In late March, the ELN declared a ceasefire across the country as a “gesture” of good will during the coronavirus pandemic, saying that it was still open to talks. The ceasefire was canceled a month later, with the group citing that “the government … has not listened to proposals to advance in the search for peace.”
The Colombian government, meanwhile, has continued its military attacks on the group. ELN leader alias “Mocho Tierra” — considered a high-value target for his involvement in drug trafficking — was killed in an airstrike, along with three others, the Defense Ministry announced in a May 14 news release.
The move by the United States to add Cuba to its terrorism list has also had political ramifications in Colombia. The Common Alternative Revolutionary Force (Fuerza Alternativa Revolucionaria del Común – FARC) political party announced it would no longer participate in efforts to verify the implementation of the 2016 peace agreement. The FARC political party was created after the agreement that saw the Revolutionary Armed Forces of Colombia (Fuerzas Armadas Revolucionarias de Colombia – FARC) guerrilla group demobilize.

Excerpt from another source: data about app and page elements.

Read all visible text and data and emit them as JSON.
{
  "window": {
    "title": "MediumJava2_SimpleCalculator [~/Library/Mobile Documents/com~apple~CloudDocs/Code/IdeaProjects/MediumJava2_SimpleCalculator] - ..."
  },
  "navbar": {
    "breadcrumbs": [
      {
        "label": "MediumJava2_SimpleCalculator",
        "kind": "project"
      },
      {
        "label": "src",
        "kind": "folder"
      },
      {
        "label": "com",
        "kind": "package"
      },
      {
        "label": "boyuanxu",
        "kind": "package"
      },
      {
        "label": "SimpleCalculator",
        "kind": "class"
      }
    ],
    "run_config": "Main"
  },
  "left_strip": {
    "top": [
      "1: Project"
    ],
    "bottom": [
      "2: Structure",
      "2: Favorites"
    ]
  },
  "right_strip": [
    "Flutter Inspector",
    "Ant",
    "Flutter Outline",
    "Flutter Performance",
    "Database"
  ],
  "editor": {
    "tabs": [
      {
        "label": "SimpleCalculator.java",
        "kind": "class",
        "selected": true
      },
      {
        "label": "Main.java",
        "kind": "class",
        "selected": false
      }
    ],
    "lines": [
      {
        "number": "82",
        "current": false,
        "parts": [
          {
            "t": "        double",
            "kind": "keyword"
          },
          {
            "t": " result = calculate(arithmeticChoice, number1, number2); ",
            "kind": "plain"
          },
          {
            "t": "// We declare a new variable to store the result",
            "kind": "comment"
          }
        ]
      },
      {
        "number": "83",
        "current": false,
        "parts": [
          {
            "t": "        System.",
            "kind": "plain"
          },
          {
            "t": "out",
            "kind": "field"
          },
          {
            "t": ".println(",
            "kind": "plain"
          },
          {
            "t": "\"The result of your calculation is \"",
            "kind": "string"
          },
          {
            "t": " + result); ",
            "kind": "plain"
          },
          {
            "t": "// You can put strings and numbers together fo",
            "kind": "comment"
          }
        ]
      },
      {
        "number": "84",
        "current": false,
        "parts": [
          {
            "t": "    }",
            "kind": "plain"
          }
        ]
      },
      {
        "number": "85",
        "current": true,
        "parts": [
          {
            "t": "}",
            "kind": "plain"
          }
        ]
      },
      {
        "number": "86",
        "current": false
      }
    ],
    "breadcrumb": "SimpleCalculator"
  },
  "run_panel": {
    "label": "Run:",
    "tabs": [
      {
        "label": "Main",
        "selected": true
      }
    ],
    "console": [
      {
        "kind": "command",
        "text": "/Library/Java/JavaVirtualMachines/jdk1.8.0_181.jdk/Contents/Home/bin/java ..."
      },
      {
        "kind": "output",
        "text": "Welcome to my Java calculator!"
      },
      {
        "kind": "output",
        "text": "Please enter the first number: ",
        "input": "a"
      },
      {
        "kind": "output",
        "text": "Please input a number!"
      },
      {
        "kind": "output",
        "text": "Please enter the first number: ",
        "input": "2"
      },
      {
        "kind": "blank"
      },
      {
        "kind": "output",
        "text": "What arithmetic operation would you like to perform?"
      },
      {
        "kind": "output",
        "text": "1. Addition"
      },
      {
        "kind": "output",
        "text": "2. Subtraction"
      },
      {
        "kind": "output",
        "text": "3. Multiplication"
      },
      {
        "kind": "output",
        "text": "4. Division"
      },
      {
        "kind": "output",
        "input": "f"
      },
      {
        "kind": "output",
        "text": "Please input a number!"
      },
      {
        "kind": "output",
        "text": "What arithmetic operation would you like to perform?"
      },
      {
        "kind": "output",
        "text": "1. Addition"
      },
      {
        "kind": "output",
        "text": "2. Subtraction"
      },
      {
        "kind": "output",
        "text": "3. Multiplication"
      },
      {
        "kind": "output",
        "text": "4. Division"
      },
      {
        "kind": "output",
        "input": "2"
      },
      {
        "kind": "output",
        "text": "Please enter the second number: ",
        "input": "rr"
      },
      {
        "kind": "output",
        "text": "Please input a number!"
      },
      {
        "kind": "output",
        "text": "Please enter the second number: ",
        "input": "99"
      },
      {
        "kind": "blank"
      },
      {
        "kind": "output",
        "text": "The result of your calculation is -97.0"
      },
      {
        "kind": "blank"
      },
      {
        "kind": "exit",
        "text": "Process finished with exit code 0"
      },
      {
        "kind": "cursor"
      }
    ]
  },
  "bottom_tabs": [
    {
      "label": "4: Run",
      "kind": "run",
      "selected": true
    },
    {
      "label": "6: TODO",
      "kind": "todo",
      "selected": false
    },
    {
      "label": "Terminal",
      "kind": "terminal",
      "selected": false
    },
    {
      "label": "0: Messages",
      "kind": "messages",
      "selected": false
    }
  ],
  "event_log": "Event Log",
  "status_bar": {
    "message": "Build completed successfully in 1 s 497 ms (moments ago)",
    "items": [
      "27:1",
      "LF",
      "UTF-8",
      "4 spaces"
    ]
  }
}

The talks between the Colombian government and the FARC were also held in Cuba.